"In my work I create narratives that are woven together through the use of photography by examining fluctuations in identity and complex psychological states of being. Individually one body of work depicts protagonists situated in constructed locations such as shifting and collapsing living rooms, a chimney, a well, a cave, a pond, a tree stump and a forest.
I'm interested in pushing the boundaries of believability within the construction of an environment and the documentation of completely fabricated events and pseudo landscapes, such as venturing into a well, contemplating the surface of a pond or engaging in an ‘outer world’ that undermines and questions the expectations of cultural constructs by offering a bucolic alternative. . . .
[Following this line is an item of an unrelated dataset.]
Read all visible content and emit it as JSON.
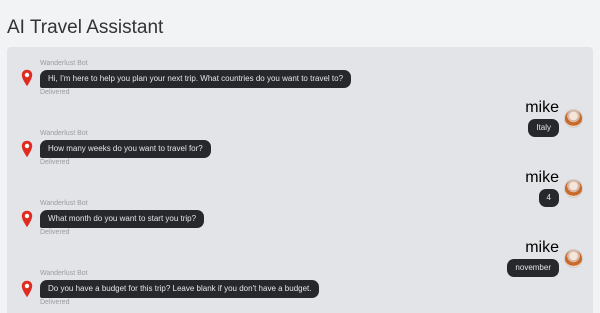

By incorporating wide-ranging subjects present in our everyday experiences such as animated stuffed toys, cartoonish violence and our fascination with UFO abductions and other paranormal phenomenon, I am able to draw attention to a certain kind of human condition present in contemporary society. A condition I believe that promotes neurosis due to confusion between embodied experience and idealized images. This state of fluctuation is conveyed in the photographs by reference and illusion rather than explicit statement."